A kind programming language that consists of human readable processor instructions (Mnemonics, as opposed to Opcodes, which would be the number representations of the same instructions). Modern assemblers do furthermore also support certain higher level features, like macros, datatypes or functions.
Also, assembly language is used to distinct the language from the program that translates into machine code. In general use, both are called assembler which leads to the need to specify in certain situations.
It should also be noted that while people often talk about assembly language in general, there is not "the" assembly language, but rather a large group of them, one reason being different processor families having different instruction sets, the other being different assembler programs supporting different features, or having different ways of providing those features.
Assembly language is what real men write their programs in!
An academic field, basically the same thing as computer science, it's a compound word of 'Information' and 'Mathematics'. Mostly used in europe.

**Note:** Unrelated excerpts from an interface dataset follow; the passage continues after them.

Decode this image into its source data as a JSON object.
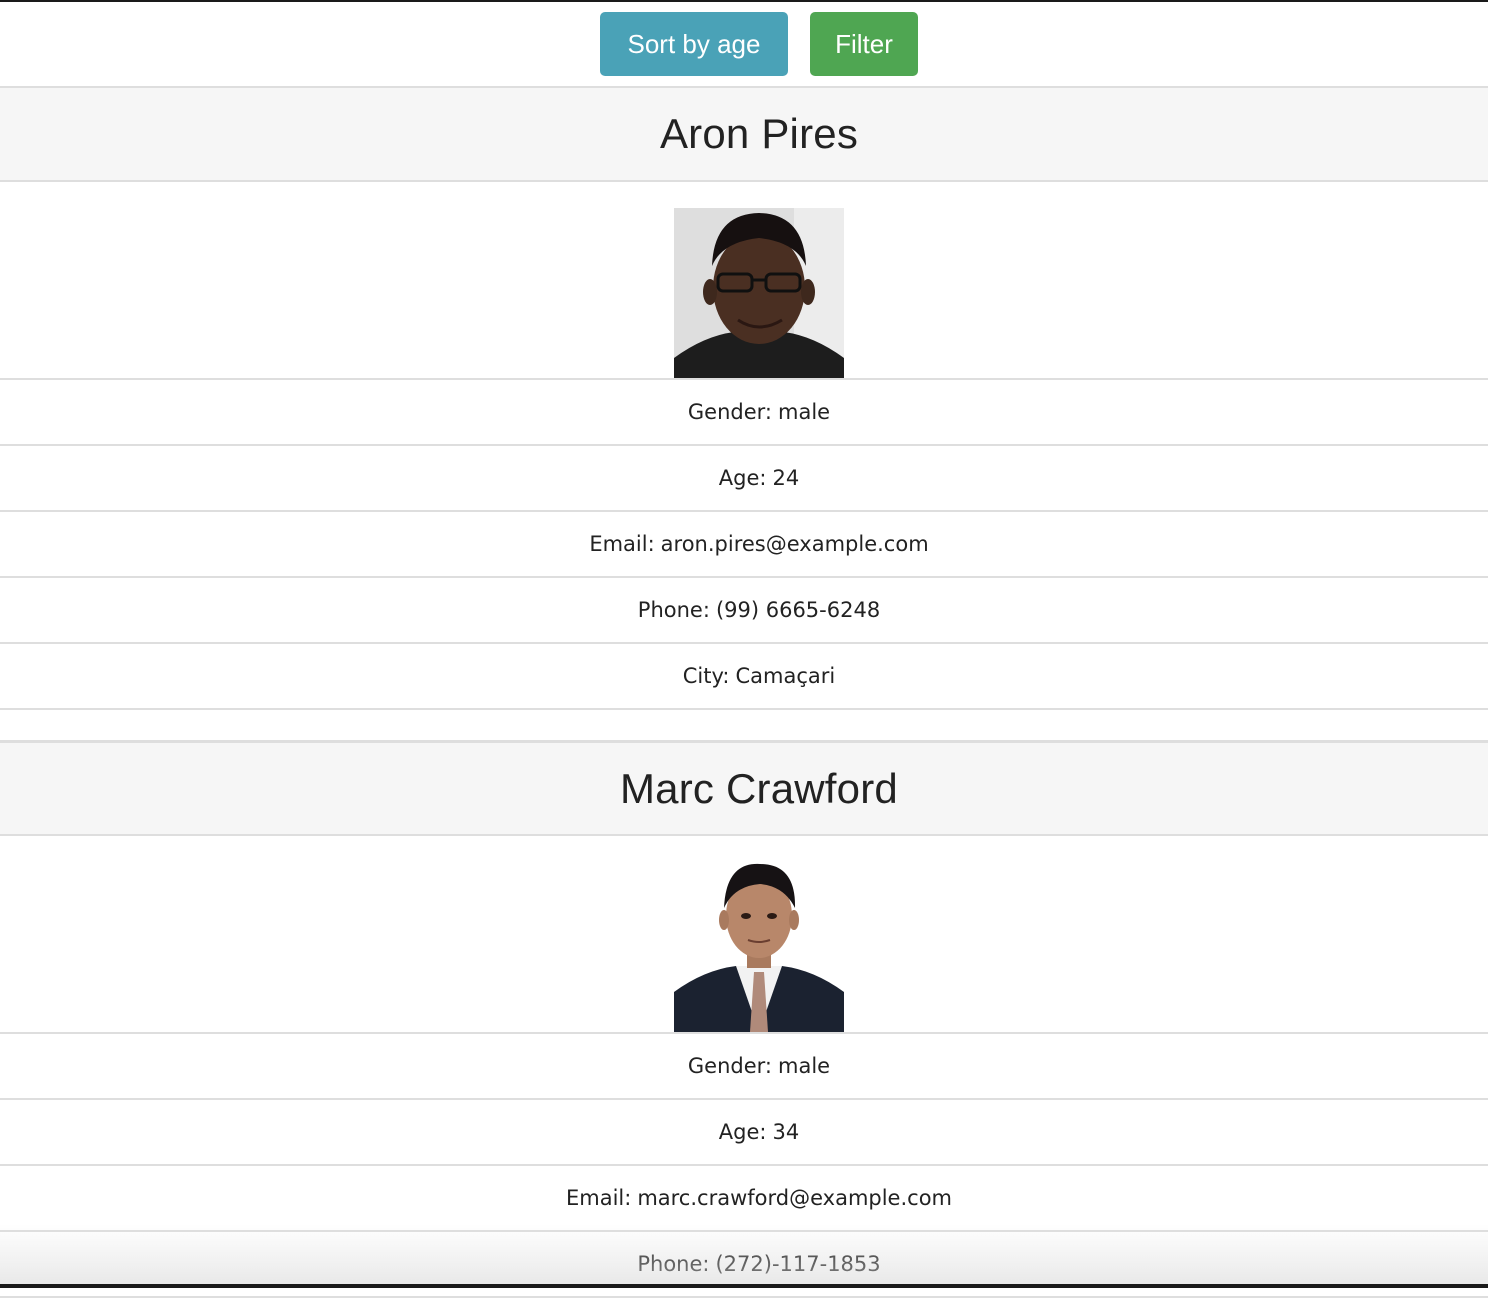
{
  "toolbar": {
    "sort_label": "Sort by age",
    "filter_label": "Filter",
    "sort_color": "#4aa2b7",
    "filter_color": "#4fa652"
  },
  "people": [
    {
      "name": "Aron Pires",
      "photo_alt": "Aron Pires",
      "gender_label": "Gender:",
      "gender": "male",
      "age_label": "Age:",
      "age": "24",
      "email_label": "Email:",
      "email": "aron.pires@example.com",
      "phone_label": "Phone:",
      "phone": "(99) 6665-6248",
      "city_label": "City:",
      "city": "Camaçari"
    },
    {
      "name": "Marc Crawford",
      "photo_alt": "Marc Crawford",
      "gender_label": "Gender:",
      "gender": "male",
      "age_label": "Age:",
      "age": "34",
      "email_label": "Email:",
      "email": "marc.crawford@example.com",
      "phone_label": "Phone:",
      "phone": "(272)-117-1853"
    }
  ]
}
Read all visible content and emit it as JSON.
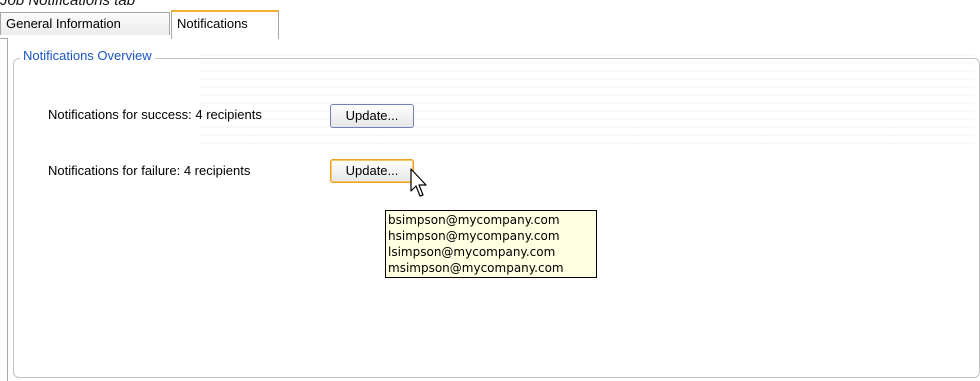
{
  "caption": "Job Notifications tab",
  "tabs": [
    {
      "label": "General Information",
      "active": false
    },
    {
      "label": "Notifications",
      "active": true
    }
  ],
  "section": {
    "legend": "Notifications Overview"
  },
  "rows": {
    "success": {
      "label": "Notifications for success: 4 recipients",
      "button": "Update..."
    },
    "failure": {
      "label": "Notifications for failure: 4 recipients",
      "button": "Update..."
    }
  },
  "tooltip": {
    "recipients": [
      "bsimpson@mycompany.com",
      "hsimpson@mycompany.com",
      "lsimpson@mycompany.com",
      "msimpson@mycompany.com"
    ]
  },
  "colors": {
    "accent": "#f0b030",
    "legend_text": "#1c56c4",
    "tooltip_bg": "#ffffe1"
  },
  "icons": {
    "cursor": "mouse-pointer-icon"
  }
}
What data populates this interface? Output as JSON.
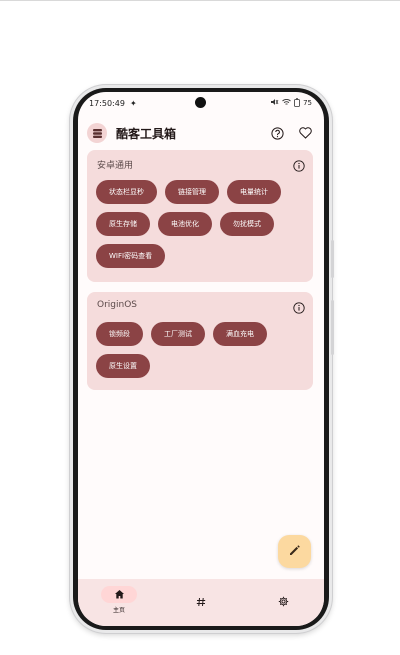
{
  "status_bar": {
    "time": "17:50:49",
    "right_text": "75"
  },
  "app": {
    "title": "酷客工具箱",
    "icons": {
      "logo": "stack-icon",
      "help": "help-circle-icon",
      "favorite": "heart-icon"
    }
  },
  "sections": [
    {
      "title": "安卓通用",
      "chips": [
        "状态栏显秒",
        "链接管理",
        "电量统计",
        "原生存储",
        "电池优化",
        "勿扰模式",
        "WIFI密码查看"
      ]
    },
    {
      "title": "OriginOS",
      "chips": [
        "锁频段",
        "工厂测试",
        "满血充电",
        "原生设置"
      ]
    }
  ],
  "fab": {
    "icon": "edit-pencil-icon"
  },
  "bottom_nav": [
    {
      "icon": "home-icon",
      "label": "主页",
      "active": true
    },
    {
      "icon": "hash-icon",
      "label": "",
      "active": false
    },
    {
      "icon": "gear-icon",
      "label": "",
      "active": false
    }
  ],
  "colors": {
    "chip_bg": "#8b4345",
    "card_bg": "#f5dcdc",
    "fab_bg": "#fcd9a0",
    "nav_bg": "#f8e4e4",
    "screen_bg": "#fffbfb"
  }
}
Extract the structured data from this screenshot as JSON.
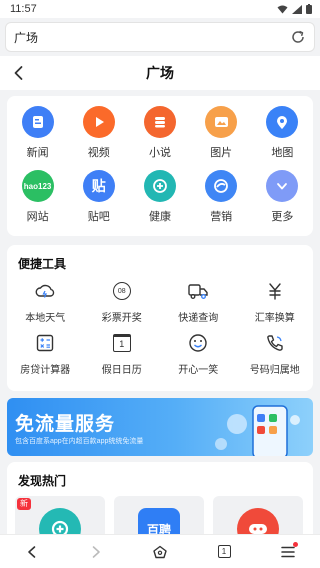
{
  "status_bar": {
    "time": "11:57"
  },
  "url_bar": {
    "text": "广场"
  },
  "header": {
    "title": "广场"
  },
  "apps": [
    {
      "label": "新闻",
      "icon": "news-icon",
      "color": "#3f7ff6"
    },
    {
      "label": "视频",
      "icon": "video-play-icon",
      "color": "#fb6a2a"
    },
    {
      "label": "小说",
      "icon": "novel-icon",
      "color": "#f4662e"
    },
    {
      "label": "图片",
      "icon": "picture-icon",
      "color": "#f7a04a"
    },
    {
      "label": "地图",
      "icon": "map-pin-icon",
      "color": "#3a82f7"
    },
    {
      "label": "网站",
      "icon": "hao123-icon",
      "color": "#2bbf63",
      "glyph": "hao123"
    },
    {
      "label": "贴吧",
      "icon": "tieba-icon",
      "color": "#3f7ff6",
      "glyph": "贴"
    },
    {
      "label": "健康",
      "icon": "health-icon",
      "color": "#22b7b3"
    },
    {
      "label": "营销",
      "icon": "marketing-icon",
      "color": "#3f86f5"
    },
    {
      "label": "更多",
      "icon": "more-chevron-icon",
      "color": "#7f9bf7"
    }
  ],
  "tools": {
    "title": "便捷工具",
    "items": [
      {
        "label": "本地天气",
        "icon": "weather-icon"
      },
      {
        "label": "彩票开奖",
        "icon": "lottery-icon",
        "glyph": "08"
      },
      {
        "label": "快递查询",
        "icon": "delivery-truck-icon"
      },
      {
        "label": "汇率换算",
        "icon": "currency-icon"
      },
      {
        "label": "房贷计算器",
        "icon": "calculator-icon"
      },
      {
        "label": "假日日历",
        "icon": "calendar-icon",
        "glyph": "1"
      },
      {
        "label": "开心一笑",
        "icon": "smile-icon"
      },
      {
        "label": "号码归属地",
        "icon": "phone-icon"
      }
    ]
  },
  "banner": {
    "title": "免流量服务",
    "subtitle": "包含百度系app在内超百款app统统免流量"
  },
  "discover": {
    "title": "发现热门",
    "cards": [
      {
        "badge": "新",
        "icon": "health-app-icon",
        "color": "#24b9b4"
      },
      {
        "badge": "",
        "icon": "baipin-icon",
        "color": "#2f7ef5",
        "glyph": "百聘"
      },
      {
        "badge": "",
        "icon": "game-icon",
        "color": "#f04a3a"
      }
    ]
  },
  "bottom_nav": {
    "tab_count": "1"
  }
}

Informatics cover a broad spread of topics, in general it is about data storage, procession and transmission. While it is a science on it's own, it can also be viewed as a meta science much like mathematics for the process of information gathering and processing taking place in all academic fields.
Has the advantage over the term "computer science" that people don't confuse it with learning how to operate a computer.
"So uh, you study computer science?"
"It's called Informatics!"
"What's the difference?"
"Not much really, just the fact that Informatics doesn't have all too much to do with computers- just like computer science."
" 'Computer science is no more about computers than astronomy is about telescopes.'
-- Edsger W. Dijkstra"